However, if a matrix has repeated eigenvalues, it is not similar to a diagonal matrix unless it has a
full (independent) set of eigenvectors. If the eigenvectors are not independent then the original matrix
is said to be defective. Even if a matrix is defective, the solution from eig satisfies A*X = X*D.

Examples

The matrix

B = [3 -2 -.9 2*eps;-2 4 -1 -eps;-eps/4 eps/2 -1 0;-.5 -.5 .1 1];

has elements on the order of roundoff error. It is an example for which the nobalance option is
necessary to compute the eigenvectors correctly. Try the statements

[VB,DB] = eig(B)
B*VB - VB*DB
[VN,DN] = eig(B,¡¯nobalance¡¯)
B*VN - VN*DN

Algorithm

For real matrices, eig(X) uses the EISPACK routines BALANC, BALBAK, ORTHES, ORTRAN, and HQR2.
BALANC and BALBAK balance the input matrix. ORTHES converts a real general matrix to Hessenberg
form using orthogonal similarity transformations. ORTRAN accumulates the transformations used by
ORTHES. HQR2 finds the eigenvalues and eigenvectors of a real upper Hessenberg matrix by the QR
method. The EISPACK subroutine HQR2 is modified to make computation of eigenvectors optional.

When eig is used with two input arguments, the EISPACK routines QZHES, QZIT, QZVAL, and QZVEC
solve for the generalized eigenvalues via the QZ algorithm. Modifications handle the complex case .

When eig is used with one complex argument, the solution is computed using the QZ algorithm as
eig(X,eye(X)). Modifications to the QZ routines handle the special case B = I.

For detailed descriptions of these algorithms, see the EISPACK Guide.
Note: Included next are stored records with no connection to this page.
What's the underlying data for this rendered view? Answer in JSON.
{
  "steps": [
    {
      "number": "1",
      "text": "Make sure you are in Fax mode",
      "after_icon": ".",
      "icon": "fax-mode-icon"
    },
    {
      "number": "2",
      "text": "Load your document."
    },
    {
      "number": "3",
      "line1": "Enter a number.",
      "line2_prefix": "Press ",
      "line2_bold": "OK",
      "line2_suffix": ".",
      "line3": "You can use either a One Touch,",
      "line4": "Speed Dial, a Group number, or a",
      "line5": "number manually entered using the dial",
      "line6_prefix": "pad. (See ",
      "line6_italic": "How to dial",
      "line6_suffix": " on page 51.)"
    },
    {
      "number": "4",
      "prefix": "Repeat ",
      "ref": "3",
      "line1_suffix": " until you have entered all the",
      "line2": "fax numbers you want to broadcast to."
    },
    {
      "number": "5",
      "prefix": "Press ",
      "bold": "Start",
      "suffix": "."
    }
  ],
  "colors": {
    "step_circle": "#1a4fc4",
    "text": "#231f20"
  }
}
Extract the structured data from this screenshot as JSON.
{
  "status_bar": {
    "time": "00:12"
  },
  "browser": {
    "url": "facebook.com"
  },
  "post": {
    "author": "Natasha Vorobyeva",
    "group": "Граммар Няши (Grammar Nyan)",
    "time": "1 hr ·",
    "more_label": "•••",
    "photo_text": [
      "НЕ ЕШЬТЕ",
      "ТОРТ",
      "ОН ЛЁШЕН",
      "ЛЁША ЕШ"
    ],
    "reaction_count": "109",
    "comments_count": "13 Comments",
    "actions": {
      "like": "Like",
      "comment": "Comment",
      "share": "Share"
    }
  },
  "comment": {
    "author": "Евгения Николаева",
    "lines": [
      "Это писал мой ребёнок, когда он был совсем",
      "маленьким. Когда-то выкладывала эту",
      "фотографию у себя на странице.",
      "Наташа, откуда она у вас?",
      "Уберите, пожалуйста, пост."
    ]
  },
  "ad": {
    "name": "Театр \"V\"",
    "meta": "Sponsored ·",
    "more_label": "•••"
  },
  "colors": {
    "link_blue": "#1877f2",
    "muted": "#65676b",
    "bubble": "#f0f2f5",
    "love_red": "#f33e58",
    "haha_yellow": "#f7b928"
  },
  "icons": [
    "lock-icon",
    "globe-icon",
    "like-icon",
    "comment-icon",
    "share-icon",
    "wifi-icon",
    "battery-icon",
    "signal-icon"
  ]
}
Diagnostics

If the limit of 30n iterations is exhausted while seeking an eigenvalue:
Solution will not converge.